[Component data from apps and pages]
BEGIN
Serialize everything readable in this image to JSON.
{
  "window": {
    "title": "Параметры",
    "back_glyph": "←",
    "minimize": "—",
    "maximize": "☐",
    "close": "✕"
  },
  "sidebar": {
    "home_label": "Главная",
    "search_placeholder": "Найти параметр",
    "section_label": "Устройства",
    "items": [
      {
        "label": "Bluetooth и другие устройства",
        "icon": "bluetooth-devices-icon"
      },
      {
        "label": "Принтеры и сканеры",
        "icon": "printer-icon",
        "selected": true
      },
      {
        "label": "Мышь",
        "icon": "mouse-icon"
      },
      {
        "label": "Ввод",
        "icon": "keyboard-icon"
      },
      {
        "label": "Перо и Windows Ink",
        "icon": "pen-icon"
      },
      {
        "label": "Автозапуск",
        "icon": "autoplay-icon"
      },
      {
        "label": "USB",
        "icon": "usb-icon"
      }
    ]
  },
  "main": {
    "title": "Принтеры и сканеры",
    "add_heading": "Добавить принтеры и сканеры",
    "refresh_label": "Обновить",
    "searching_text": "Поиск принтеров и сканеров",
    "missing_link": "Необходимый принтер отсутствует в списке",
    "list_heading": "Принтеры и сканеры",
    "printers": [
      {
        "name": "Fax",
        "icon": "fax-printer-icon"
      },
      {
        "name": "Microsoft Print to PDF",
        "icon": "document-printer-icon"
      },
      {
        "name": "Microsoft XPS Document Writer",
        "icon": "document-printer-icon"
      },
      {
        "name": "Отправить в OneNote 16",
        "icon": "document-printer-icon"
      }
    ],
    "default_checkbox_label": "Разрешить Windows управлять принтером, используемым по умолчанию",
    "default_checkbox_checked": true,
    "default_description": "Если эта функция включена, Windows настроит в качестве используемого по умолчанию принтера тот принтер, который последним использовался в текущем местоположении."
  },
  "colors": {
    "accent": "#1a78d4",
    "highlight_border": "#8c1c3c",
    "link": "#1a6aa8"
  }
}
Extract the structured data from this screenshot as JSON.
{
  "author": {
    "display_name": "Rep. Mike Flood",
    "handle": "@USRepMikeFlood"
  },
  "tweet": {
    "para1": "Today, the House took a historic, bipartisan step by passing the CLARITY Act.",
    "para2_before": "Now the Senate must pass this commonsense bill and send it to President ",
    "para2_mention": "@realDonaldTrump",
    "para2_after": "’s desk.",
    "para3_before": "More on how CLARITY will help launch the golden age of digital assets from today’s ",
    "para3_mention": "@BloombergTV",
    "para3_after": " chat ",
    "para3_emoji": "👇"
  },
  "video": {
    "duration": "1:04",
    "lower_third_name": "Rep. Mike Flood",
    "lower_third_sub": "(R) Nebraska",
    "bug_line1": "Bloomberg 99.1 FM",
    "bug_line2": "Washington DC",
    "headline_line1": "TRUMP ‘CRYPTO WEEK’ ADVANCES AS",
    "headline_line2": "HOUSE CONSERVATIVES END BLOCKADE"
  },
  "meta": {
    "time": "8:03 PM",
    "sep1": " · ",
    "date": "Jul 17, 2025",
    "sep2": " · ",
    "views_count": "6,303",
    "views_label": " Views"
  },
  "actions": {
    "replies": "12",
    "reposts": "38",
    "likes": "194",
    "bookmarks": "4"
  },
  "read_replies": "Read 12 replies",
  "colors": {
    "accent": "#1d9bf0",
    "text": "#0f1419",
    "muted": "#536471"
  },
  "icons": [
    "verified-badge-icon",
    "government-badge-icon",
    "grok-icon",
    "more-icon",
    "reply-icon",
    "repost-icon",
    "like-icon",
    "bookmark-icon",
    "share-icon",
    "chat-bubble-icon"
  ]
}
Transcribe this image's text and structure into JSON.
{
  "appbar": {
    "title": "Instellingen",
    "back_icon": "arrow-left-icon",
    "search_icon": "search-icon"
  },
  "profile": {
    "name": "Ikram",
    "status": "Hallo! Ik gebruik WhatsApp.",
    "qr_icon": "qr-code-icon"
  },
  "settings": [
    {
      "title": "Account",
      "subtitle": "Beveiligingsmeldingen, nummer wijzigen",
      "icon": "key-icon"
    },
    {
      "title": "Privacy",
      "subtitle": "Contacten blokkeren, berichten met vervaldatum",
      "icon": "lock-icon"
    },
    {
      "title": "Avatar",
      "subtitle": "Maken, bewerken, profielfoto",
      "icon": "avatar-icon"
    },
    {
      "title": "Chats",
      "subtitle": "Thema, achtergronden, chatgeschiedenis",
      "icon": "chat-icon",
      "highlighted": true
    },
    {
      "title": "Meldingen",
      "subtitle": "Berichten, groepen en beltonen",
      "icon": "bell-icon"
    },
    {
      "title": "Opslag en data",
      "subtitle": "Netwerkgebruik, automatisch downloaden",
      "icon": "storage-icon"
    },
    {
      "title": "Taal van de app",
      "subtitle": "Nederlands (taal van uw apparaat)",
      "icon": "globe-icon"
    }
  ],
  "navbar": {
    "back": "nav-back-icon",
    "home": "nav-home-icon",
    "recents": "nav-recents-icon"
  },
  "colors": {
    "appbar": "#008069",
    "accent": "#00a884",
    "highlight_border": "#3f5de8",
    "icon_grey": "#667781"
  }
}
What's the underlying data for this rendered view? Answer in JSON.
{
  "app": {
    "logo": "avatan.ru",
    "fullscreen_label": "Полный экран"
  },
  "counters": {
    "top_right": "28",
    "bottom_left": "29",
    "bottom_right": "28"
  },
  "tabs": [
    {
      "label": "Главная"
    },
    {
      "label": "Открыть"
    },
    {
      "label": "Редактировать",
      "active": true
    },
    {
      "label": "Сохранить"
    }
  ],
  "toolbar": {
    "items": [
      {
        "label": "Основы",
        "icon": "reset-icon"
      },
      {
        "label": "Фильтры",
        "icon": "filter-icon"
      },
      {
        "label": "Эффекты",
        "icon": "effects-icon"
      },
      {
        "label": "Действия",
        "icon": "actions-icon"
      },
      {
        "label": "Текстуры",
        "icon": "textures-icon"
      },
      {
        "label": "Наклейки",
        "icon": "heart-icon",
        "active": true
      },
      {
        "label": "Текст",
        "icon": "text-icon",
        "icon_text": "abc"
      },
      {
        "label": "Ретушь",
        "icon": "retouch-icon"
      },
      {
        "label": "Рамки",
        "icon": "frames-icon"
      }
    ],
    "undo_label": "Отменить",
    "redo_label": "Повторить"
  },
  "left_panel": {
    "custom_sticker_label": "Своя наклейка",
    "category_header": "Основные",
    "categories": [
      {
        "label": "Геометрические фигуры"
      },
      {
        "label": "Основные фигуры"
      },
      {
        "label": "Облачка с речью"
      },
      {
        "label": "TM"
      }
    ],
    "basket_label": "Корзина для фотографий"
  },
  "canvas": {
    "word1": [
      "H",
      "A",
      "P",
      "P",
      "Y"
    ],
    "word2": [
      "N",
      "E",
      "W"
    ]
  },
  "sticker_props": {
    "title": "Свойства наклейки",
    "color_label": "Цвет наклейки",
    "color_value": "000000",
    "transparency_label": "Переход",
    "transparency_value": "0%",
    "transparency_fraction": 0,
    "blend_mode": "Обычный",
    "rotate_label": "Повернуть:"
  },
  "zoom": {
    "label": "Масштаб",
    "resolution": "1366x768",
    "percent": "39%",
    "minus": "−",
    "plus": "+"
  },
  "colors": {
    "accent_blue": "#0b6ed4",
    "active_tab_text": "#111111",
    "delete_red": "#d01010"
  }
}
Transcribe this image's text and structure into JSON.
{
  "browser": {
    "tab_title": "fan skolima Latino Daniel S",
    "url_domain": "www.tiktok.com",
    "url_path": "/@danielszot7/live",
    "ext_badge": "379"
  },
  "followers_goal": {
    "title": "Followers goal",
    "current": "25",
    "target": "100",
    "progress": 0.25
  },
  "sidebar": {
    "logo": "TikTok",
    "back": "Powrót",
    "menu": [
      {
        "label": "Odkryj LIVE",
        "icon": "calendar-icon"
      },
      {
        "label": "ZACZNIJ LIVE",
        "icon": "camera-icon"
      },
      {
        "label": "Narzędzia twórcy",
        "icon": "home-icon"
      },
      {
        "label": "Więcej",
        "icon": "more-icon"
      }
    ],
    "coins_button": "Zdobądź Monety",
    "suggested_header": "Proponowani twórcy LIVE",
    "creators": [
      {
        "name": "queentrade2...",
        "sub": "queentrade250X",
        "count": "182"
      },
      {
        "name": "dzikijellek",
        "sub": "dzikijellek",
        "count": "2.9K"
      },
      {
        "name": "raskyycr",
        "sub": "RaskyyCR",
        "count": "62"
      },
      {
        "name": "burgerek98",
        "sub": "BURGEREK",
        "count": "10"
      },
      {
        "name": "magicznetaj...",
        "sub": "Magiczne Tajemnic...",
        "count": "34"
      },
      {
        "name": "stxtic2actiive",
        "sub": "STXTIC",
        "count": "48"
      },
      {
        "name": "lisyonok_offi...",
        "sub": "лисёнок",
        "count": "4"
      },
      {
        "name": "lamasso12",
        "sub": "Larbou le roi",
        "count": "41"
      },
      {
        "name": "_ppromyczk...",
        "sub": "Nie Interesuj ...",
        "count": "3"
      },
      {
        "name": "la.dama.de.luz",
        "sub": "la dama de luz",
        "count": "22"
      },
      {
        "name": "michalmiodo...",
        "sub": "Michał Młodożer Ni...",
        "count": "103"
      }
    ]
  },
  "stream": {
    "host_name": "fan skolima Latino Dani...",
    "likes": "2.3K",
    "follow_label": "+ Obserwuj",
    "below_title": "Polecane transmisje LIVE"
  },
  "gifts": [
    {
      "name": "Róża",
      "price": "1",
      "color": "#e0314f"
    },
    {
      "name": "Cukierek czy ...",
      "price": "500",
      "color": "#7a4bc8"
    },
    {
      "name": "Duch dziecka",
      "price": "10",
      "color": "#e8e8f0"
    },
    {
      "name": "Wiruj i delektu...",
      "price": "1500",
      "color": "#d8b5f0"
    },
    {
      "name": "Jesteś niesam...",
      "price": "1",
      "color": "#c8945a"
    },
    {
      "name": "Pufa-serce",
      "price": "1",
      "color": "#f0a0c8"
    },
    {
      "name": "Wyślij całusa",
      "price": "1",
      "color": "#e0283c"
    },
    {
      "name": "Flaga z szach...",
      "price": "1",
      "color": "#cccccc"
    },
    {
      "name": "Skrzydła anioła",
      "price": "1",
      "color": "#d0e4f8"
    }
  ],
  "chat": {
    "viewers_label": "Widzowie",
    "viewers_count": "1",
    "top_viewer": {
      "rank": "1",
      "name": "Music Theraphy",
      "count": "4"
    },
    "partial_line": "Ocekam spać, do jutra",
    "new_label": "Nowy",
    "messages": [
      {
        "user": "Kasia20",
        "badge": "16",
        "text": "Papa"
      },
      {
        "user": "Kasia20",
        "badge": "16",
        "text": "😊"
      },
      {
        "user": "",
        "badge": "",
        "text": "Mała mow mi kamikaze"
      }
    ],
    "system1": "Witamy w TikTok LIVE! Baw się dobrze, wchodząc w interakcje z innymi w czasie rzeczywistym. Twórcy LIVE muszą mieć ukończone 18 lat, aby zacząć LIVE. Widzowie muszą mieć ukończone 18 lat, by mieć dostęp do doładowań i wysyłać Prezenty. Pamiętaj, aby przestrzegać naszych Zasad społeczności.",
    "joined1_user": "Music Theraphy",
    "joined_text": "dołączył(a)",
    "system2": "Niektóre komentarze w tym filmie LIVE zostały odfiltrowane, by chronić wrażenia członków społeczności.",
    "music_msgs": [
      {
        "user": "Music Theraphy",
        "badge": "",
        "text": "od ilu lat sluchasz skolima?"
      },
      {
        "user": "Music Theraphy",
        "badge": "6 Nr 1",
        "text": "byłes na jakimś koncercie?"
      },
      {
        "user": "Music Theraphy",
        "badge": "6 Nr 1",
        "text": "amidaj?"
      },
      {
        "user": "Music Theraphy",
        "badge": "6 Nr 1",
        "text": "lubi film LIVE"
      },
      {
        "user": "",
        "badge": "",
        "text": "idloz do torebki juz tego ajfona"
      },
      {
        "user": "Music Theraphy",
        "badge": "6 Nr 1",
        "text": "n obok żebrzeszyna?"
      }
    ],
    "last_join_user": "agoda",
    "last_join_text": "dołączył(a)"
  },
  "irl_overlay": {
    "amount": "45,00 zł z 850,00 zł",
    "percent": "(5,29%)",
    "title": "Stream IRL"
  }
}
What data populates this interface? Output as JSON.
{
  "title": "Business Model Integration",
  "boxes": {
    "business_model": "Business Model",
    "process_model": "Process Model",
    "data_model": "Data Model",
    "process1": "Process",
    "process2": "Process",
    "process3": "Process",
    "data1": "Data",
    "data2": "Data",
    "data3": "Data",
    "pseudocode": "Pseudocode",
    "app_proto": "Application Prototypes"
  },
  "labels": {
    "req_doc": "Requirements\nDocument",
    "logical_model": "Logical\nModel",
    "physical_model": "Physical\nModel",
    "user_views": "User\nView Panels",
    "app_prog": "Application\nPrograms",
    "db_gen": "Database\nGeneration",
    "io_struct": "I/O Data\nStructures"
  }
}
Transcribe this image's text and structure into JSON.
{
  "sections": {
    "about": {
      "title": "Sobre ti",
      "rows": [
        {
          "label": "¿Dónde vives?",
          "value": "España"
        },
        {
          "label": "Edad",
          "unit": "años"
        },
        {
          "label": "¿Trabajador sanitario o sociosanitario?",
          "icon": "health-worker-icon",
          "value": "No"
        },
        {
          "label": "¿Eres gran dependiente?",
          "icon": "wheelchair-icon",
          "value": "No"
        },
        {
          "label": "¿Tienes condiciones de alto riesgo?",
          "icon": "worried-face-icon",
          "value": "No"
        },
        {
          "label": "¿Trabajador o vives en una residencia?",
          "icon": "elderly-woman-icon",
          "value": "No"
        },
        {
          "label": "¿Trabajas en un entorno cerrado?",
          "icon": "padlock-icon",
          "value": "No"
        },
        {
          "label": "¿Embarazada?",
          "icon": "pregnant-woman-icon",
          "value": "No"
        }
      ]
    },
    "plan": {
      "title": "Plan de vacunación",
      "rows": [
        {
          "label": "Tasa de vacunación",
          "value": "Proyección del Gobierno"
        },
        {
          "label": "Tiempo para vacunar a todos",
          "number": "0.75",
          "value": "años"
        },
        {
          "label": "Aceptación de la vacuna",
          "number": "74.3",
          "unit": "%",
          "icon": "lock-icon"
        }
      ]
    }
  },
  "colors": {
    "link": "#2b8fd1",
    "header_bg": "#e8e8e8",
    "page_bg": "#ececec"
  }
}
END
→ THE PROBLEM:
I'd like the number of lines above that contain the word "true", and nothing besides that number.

→ ANSWER TO THE EXERCISE:
5